» MATERIAL PROVIDED
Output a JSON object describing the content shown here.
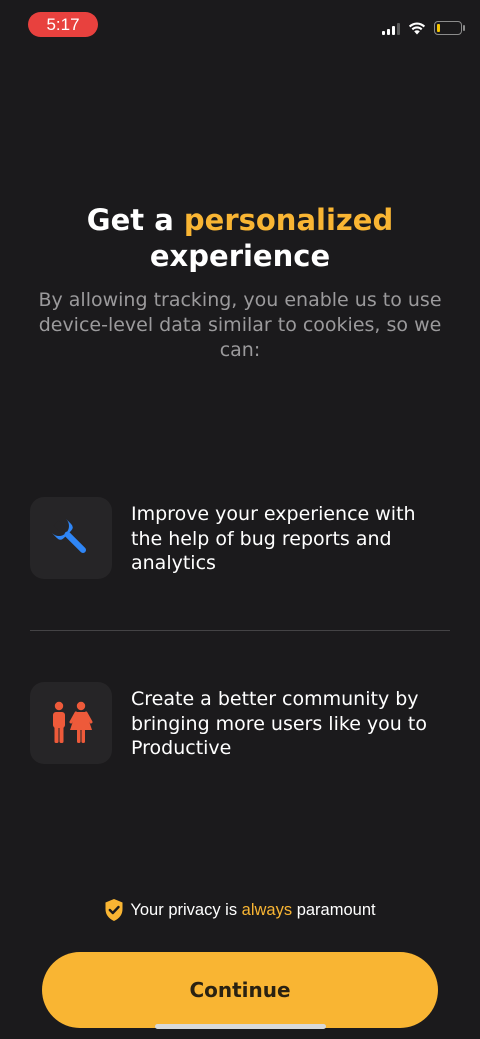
{
  "status_bar": {
    "time": "5:17",
    "colors": {
      "time_pill": "#e8413e",
      "battery_level": "#f5c400"
    }
  },
  "header": {
    "title_part1": "Get a",
    "title_accent": "personalized",
    "title_part2": "experience",
    "subtitle": "By allowing tracking, you enable us to use device-level data similar to cookies, so we can:"
  },
  "features": [
    {
      "icon": "wrench-icon",
      "text": "Improve your experience with the help of bug reports and analytics",
      "icon_color": "#2f86f6"
    },
    {
      "icon": "people-icon",
      "text": "Create a better community by bringing more users like you to Productive",
      "icon_color": "#ee5a3a"
    }
  ],
  "privacy": {
    "icon": "shield-check-icon",
    "text_before": "Your privacy is",
    "text_accent": "always",
    "text_after": "paramount"
  },
  "continue_button": {
    "label": "Continue"
  },
  "theme": {
    "background": "#1b1a1c",
    "accent": "#f9b533",
    "subtitle_color": "#9b9a9c"
  }
}
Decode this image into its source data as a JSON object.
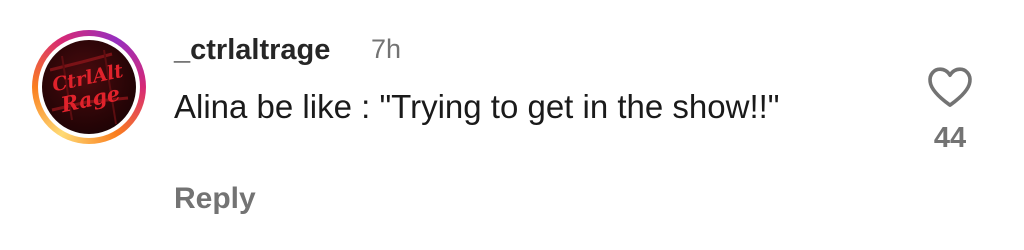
{
  "comment": {
    "username": "_ctrlaltrage",
    "time_ago": "7h",
    "text": "Alina be like : \"Trying to get in the show!!\"",
    "reply_label": "Reply",
    "like_count": "44"
  },
  "avatar": {
    "logo_text_line1": "CtrlAlt",
    "logo_text_line2": "Rage"
  },
  "colors": {
    "username": "#262626",
    "secondary_text": "#737373",
    "body_text": "#1a1a1a",
    "avatar_ring": [
      "#feda75",
      "#fa7e1e",
      "#d62976",
      "#962fbf"
    ],
    "logo_red": "#e0222b"
  },
  "icons": {
    "like": "heart-outline-icon"
  }
}
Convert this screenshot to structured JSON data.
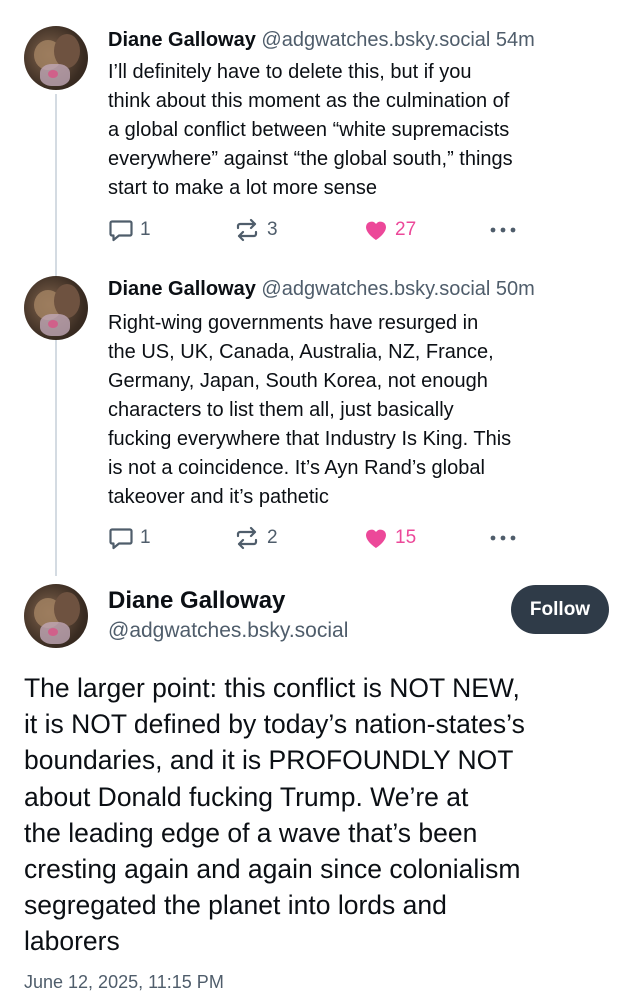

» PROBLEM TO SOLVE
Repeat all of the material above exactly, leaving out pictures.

» TASK ANSWER
Output a JSON object describing the content shown here.
{
  "status_bar": {
    "time": "5:17",
    "colors": {
      "time_pill": "#e8413e",
      "battery_level": "#f5c400"
    }
  },
  "header": {
    "title_part1": "Get a",
    "title_accent": "personalized",
    "title_part2": "experience",
    "subtitle": "By allowing tracking, you enable us to use device-level data similar to cookies, so we can:"
  },
  "features": [
    {
      "icon": "wrench-icon",
      "text": "Improve your experience with the help of bug reports and analytics",
      "icon_color": "#2f86f6"
    },
    {
      "icon": "people-icon",
      "text": "Create a better community by bringing more users like you to Productive",
      "icon_color": "#ee5a3a"
    }
  ],
  "privacy": {
    "icon": "shield-check-icon",
    "text_before": "Your privacy is",
    "text_accent": "always",
    "text_after": "paramount"
  },
  "continue_button": {
    "label": "Continue"
  },
  "theme": {
    "background": "#1b1a1c",
    "accent": "#f9b533",
    "subtitle_color": "#9b9a9c"
  }
}
Decode this image into its source data as a JSON object.
{
  "comment": {
    "username": "_ctrlaltrage",
    "time_ago": "7h",
    "text": "Alina be like : \"Trying to get in the show!!\"",
    "reply_label": "Reply",
    "like_count": "44"
  },
  "avatar": {
    "logo_text_line1": "CtrlAlt",
    "logo_text_line2": "Rage"
  },
  "colors": {
    "username": "#262626",
    "secondary_text": "#737373",
    "body_text": "#1a1a1a",
    "avatar_ring": [
      "#feda75",
      "#fa7e1e",
      "#d62976",
      "#962fbf"
    ],
    "logo_red": "#e0222b"
  },
  "icons": {
    "like": "heart-outline-icon"
  }
}
Convert this screenshot to structured JSON data.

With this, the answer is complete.